The trade in enslaved Africans was often combined with the trade in ivory and gold. Besides human trafficking the crew of the Unity occupied themselves also with the trade in ivory and gold. Yet ivory and gold were not as important as the trade in human beings. At the end of the Unity’s stay at the coast of West Africa the balance could be made. More than 90% of the trade consisted of human beings.
Trade in human beings
The directors of the MCC had given the captain of the Unity a clear assignment: buy as many Africans as possible at the lowest possible price.
In the instructions of the directors captain Menkenveld could read that he had to trade at the Windward Coast as much as possible. He should then try his luck in an adjacent area: the Ivory Coast. After which he was allowed to sail till Cape Three Points at the Gold Coast and as much farther as needed.

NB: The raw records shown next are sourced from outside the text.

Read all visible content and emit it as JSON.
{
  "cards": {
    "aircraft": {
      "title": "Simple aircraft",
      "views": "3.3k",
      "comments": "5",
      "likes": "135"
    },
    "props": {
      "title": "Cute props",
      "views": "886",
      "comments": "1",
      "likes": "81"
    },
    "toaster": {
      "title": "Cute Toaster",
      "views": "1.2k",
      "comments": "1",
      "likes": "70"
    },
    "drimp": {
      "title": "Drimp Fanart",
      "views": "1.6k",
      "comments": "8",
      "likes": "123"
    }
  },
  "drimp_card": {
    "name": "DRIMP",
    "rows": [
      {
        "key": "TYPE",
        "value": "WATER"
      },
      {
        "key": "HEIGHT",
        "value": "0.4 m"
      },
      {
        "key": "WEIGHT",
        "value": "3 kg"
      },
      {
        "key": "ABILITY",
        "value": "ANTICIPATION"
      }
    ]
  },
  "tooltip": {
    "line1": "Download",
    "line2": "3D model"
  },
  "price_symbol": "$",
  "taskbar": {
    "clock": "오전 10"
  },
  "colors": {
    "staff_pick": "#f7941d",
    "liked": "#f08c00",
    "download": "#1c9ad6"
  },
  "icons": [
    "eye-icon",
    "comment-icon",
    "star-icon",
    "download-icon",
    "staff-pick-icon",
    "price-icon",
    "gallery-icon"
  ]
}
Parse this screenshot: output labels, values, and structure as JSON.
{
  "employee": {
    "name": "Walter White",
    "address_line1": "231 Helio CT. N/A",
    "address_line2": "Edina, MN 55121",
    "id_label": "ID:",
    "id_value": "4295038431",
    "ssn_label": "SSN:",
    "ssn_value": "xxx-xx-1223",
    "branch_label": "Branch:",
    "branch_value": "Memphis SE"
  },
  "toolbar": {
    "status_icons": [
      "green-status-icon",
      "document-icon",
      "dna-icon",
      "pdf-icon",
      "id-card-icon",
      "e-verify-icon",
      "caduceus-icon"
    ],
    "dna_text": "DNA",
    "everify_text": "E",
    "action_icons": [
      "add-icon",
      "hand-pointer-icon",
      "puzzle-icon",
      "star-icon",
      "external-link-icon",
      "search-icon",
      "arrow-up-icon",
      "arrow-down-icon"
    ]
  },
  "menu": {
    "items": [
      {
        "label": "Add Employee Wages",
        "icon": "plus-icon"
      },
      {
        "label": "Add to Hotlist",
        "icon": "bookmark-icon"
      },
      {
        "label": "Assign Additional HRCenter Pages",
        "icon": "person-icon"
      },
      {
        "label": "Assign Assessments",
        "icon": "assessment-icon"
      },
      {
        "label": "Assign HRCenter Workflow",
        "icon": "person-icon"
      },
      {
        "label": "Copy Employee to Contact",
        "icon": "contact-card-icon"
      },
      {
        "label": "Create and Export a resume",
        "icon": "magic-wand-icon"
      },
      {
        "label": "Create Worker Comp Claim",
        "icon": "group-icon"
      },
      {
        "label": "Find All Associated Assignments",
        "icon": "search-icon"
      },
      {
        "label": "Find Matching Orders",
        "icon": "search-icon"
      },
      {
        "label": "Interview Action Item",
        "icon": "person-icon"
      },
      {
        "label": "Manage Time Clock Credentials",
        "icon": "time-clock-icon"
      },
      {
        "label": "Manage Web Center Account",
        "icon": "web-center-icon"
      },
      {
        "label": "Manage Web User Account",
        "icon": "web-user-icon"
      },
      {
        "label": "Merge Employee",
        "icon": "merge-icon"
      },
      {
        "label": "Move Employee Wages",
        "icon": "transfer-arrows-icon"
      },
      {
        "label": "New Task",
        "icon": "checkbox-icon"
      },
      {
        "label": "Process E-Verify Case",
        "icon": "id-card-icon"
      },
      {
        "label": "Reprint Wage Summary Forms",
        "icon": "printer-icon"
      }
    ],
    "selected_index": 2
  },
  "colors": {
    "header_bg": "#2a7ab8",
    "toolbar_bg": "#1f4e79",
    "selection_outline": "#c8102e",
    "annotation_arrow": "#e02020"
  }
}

Indeed, the Unity would sail down the coast a little further, until Elmina. There the last enslaved Africans were purchased.
The captain and his first mate recorded the trading results in the trade book. Based on these date it becomes clear why the captain had to trade at the Windward Coast as long as possible.
The above infographic shows that the majority of the enslaved Africans were bought during the second part of the voyage along the coast of Africa. In Grand-Lahou, Côte d’Ivoire, a record number of human beings where bought in just two weeks time: 172 men, women, boys and girls.